Exercise: The expected reply is all of the data, returned exactly.
*** Opening Entries supplied ***
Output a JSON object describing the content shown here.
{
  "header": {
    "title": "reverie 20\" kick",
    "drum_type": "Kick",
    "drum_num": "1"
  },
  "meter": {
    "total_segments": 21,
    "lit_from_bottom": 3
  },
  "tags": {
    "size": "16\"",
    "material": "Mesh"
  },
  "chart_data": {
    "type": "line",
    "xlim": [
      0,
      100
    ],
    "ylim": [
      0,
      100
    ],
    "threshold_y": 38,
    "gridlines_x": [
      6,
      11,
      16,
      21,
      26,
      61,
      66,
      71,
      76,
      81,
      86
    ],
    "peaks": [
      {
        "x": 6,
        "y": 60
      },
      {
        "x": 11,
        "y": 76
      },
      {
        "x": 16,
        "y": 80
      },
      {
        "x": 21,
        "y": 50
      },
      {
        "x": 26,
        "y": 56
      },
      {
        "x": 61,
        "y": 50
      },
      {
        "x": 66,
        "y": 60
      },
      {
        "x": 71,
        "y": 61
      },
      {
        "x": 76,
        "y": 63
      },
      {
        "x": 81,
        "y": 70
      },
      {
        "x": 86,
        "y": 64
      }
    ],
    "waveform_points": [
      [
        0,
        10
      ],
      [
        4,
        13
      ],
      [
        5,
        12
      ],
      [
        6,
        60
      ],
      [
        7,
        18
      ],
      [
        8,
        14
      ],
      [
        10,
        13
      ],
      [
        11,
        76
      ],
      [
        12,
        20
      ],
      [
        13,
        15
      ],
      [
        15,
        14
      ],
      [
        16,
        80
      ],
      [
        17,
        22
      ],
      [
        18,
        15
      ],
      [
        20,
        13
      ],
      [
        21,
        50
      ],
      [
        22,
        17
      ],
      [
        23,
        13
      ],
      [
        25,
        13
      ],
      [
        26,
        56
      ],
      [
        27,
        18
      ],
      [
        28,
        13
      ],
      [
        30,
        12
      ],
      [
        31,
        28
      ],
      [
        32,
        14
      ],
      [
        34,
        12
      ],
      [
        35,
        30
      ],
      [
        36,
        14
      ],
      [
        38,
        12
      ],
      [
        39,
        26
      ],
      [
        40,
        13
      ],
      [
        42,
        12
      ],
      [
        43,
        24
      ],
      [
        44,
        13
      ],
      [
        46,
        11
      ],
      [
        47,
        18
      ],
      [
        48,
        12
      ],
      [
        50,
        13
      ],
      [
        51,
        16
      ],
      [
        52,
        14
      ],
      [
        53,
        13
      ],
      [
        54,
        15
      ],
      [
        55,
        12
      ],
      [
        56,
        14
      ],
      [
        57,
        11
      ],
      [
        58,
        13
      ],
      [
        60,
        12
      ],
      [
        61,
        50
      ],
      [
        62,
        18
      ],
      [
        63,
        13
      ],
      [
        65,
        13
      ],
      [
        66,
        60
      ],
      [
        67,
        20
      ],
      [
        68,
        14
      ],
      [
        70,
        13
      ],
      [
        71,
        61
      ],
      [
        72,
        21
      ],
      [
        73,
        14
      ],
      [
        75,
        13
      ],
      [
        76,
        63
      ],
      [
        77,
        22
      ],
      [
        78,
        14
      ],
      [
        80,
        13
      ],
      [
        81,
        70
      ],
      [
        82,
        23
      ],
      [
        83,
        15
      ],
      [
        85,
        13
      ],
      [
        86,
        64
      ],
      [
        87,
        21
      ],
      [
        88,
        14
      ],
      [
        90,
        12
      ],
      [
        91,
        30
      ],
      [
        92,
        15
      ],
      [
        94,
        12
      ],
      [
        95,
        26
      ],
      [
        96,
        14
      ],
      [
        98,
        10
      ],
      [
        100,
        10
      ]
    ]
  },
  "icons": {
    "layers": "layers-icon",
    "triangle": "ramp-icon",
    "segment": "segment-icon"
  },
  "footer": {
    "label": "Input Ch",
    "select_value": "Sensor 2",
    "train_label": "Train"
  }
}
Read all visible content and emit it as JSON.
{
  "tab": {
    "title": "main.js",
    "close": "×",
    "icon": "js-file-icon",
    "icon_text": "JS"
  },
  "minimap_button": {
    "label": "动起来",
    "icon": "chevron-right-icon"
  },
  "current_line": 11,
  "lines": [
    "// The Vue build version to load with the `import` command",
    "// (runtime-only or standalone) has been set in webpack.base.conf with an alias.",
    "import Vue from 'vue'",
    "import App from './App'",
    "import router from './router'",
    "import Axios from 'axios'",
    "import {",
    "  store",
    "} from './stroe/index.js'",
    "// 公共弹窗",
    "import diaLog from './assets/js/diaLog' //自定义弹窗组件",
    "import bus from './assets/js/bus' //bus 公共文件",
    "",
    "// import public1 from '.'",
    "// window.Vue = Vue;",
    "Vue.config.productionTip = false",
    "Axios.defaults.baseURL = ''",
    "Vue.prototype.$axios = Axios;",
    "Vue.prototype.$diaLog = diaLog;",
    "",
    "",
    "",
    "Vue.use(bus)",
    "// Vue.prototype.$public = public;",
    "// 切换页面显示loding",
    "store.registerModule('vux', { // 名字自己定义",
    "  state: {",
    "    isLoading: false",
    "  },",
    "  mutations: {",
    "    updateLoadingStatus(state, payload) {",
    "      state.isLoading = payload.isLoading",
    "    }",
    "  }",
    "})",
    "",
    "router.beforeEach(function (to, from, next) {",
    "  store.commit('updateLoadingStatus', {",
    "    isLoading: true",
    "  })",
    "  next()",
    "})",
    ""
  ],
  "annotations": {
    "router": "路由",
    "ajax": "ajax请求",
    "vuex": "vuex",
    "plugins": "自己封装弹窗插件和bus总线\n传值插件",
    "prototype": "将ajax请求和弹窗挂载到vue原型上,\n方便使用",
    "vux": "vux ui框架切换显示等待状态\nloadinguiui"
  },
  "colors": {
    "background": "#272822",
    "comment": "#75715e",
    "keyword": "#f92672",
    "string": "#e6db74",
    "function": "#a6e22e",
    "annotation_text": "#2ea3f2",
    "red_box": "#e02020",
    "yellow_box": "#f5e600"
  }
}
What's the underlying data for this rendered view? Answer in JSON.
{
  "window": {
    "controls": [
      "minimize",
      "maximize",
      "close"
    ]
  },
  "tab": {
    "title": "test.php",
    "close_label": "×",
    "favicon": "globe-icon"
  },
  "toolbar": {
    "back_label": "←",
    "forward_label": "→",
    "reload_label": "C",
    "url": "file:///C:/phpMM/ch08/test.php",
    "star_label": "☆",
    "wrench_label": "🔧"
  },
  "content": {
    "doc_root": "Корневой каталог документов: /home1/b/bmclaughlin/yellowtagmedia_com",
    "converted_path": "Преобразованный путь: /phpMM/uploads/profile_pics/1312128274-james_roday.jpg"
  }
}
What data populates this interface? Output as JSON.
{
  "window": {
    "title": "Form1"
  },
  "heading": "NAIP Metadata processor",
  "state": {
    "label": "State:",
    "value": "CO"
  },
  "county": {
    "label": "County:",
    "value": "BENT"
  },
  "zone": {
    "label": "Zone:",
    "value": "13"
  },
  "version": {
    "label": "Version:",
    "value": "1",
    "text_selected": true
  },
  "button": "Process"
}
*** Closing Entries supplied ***
Problem solution:
Output a JSON object describing the content shown here.
{
  "header": {
    "title": "reverie 20\" kick",
    "drum_type": "Kick",
    "drum_num": "1"
  },
  "meter": {
    "total_segments": 21,
    "lit_from_bottom": 3
  },
  "tags": {
    "size": "16\"",
    "material": "Mesh"
  },
  "chart_data": {
    "type": "line",
    "xlim": [
      0,
      100
    ],
    "ylim": [
      0,
      100
    ],
    "threshold_y": 38,
    "gridlines_x": [
      6,
      11,
      16,
      21,
      26,
      61,
      66,
      71,
      76,
      81,
      86
    ],
    "peaks": [
      {
        "x": 6,
        "y": 60
      },
      {
        "x": 11,
        "y": 76
      },
      {
        "x": 16,
        "y": 80
      },
      {
        "x": 21,
        "y": 50
      },
      {
        "x": 26,
        "y": 56
      },
      {
        "x": 61,
        "y": 50
      },
      {
        "x": 66,
        "y": 60
      },
      {
        "x": 71,
        "y": 61
      },
      {
        "x": 76,
        "y": 63
      },
      {
        "x": 81,
        "y": 70
      },
      {
        "x": 86,
        "y": 64
      }
    ],
    "waveform_points": [
      [
        0,
        10
      ],
      [
        4,
        13
      ],
      [
        5,
        12
      ],
      [
        6,
        60
      ],
      [
        7,
        18
      ],
      [
        8,
        14
      ],
      [
        10,
        13
      ],
      [
        11,
        76
      ],
      [
        12,
        20
      ],
      [
        13,
        15
      ],
      [
        15,
        14
      ],
      [
        16,
        80
      ],
      [
        17,
        22
      ],
      [
        18,
        15
      ],
      [
        20,
        13
      ],
      [
        21,
        50
      ],
      [
        22,
        17
      ],
      [
        23,
        13
      ],
      [
        25,
        13
      ],
      [
        26,
        56
      ],
      [
        27,
        18
      ],
      [
        28,
        13
      ],
      [
        30,
        12
      ],
      [
        31,
        28
      ],
      [
        32,
        14
      ],
      [
        34,
        12
      ],
      [
        35,
        30
      ],
      [
        36,
        14
      ],
      [
        38,
        12
      ],
      [
        39,
        26
      ],
      [
        40,
        13
      ],
      [
        42,
        12
      ],
      [
        43,
        24
      ],
      [
        44,
        13
      ],
      [
        46,
        11
      ],
      [
        47,
        18
      ],
      [
        48,
        12
      ],
      [
        50,
        13
      ],
      [
        51,
        16
      ],
      [
        52,
        14
      ],
      [
        53,
        13
      ],
      [
        54,
        15
      ],
      [
        55,
        12
      ],
      [
        56,
        14
      ],
      [
        57,
        11
      ],
      [
        58,
        13
      ],
      [
        60,
        12
      ],
      [
        61,
        50
      ],
      [
        62,
        18
      ],
      [
        63,
        13
      ],
      [
        65,
        13
      ],
      [
        66,
        60
      ],
      [
        67,
        20
      ],
      [
        68,
        14
      ],
      [
        70,
        13
      ],
      [
        71,
        61
      ],
      [
        72,
        21
      ],
      [
        73,
        14
      ],
      [
        75,
        13
      ],
      [
        76,
        63
      ],
      [
        77,
        22
      ],
      [
        78,
        14
      ],
      [
        80,
        13
      ],
      [
        81,
        70
      ],
      [
        82,
        23
      ],
      [
        83,
        15
      ],
      [
        85,
        13
      ],
      [
        86,
        64
      ],
      [
        87,
        21
      ],
      [
        88,
        14
      ],
      [
        90,
        12
      ],
      [
        91,
        30
      ],
      [
        92,
        15
      ],
      [
        94,
        12
      ],
      [
        95,
        26
      ],
      [
        96,
        14
      ],
      [
        98,
        10
      ],
      [
        100,
        10
      ]
    ]
  },
  "icons": {
    "layers": "layers-icon",
    "triangle": "ramp-icon",
    "segment": "segment-icon"
  },
  "footer": {
    "label": "Input Ch",
    "select_value": "Sensor 2",
    "train_label": "Train"
  }
}
Read all visible content and emit it as JSON.
{
  "tab": {
    "title": "main.js",
    "close": "×",
    "icon": "js-file-icon",
    "icon_text": "JS"
  },
  "minimap_button": {
    "label": "动起来",
    "icon": "chevron-right-icon"
  },
  "current_line": 11,
  "lines": [
    "// The Vue build version to load with the `import` command",
    "// (runtime-only or standalone) has been set in webpack.base.conf with an alias.",
    "import Vue from 'vue'",
    "import App from './App'",
    "import router from './router'",
    "import Axios from 'axios'",
    "import {",
    "  store",
    "} from './stroe/index.js'",
    "// 公共弹窗",
    "import diaLog from './assets/js/diaLog' //自定义弹窗组件",
    "import bus from './assets/js/bus' //bus 公共文件",
    "",
    "// import public1 from '.'",
    "// window.Vue = Vue;",
    "Vue.config.productionTip = false",
    "Axios.defaults.baseURL = ''",
    "Vue.prototype.$axios = Axios;",
    "Vue.prototype.$diaLog = diaLog;",
    "",
    "",
    "",
    "Vue.use(bus)",
    "// Vue.prototype.$public = public;",
    "// 切换页面显示loding",
    "store.registerModule('vux', { // 名字自己定义",
    "  state: {",
    "    isLoading: false",
    "  },",
    "  mutations: {",
    "    updateLoadingStatus(state, payload) {",
    "      state.isLoading = payload.isLoading",
    "    }",
    "  }",
    "})",
    "",
    "router.beforeEach(function (to, from, next) {",
    "  store.commit('updateLoadingStatus', {",
    "    isLoading: true",
    "  })",
    "  next()",
    "})",
    ""
  ],
  "annotations": {
    "router": "路由",
    "ajax": "ajax请求",
    "vuex": "vuex",
    "plugins": "自己封装弹窗插件和bus总线\n传值插件",
    "prototype": "将ajax请求和弹窗挂载到vue原型上,\n方便使用",
    "vux": "vux ui框架切换显示等待状态\nloadinguiui"
  },
  "colors": {
    "background": "#272822",
    "comment": "#75715e",
    "keyword": "#f92672",
    "string": "#e6db74",
    "function": "#a6e22e",
    "annotation_text": "#2ea3f2",
    "red_box": "#e02020",
    "yellow_box": "#f5e600"
  }
}
What's the underlying data for this rendered view? Answer in JSON.
{
  "window": {
    "controls": [
      "minimize",
      "maximize",
      "close"
    ]
  },
  "tab": {
    "title": "test.php",
    "close_label": "×",
    "favicon": "globe-icon"
  },
  "toolbar": {
    "back_label": "←",
    "forward_label": "→",
    "reload_label": "C",
    "url": "file:///C:/phpMM/ch08/test.php",
    "star_label": "☆",
    "wrench_label": "🔧"
  },
  "content": {
    "doc_root": "Корневой каталог документов: /home1/b/bmclaughlin/yellowtagmedia_com",
    "converted_path": "Преобразованный путь: /phpMM/uploads/profile_pics/1312128274-james_roday.jpg"
  }
}
What data populates this interface? Output as JSON.
{
  "window": {
    "title": "Form1"
  },
  "heading": "NAIP Metadata processor",
  "state": {
    "label": "State:",
    "value": "CO"
  },
  "county": {
    "label": "County:",
    "value": "BENT"
  },
  "zone": {
    "label": "Zone:",
    "value": "13"
  },
  "version": {
    "label": "Version:",
    "value": "1",
    "text_selected": true
  },
  "button": "Process"
}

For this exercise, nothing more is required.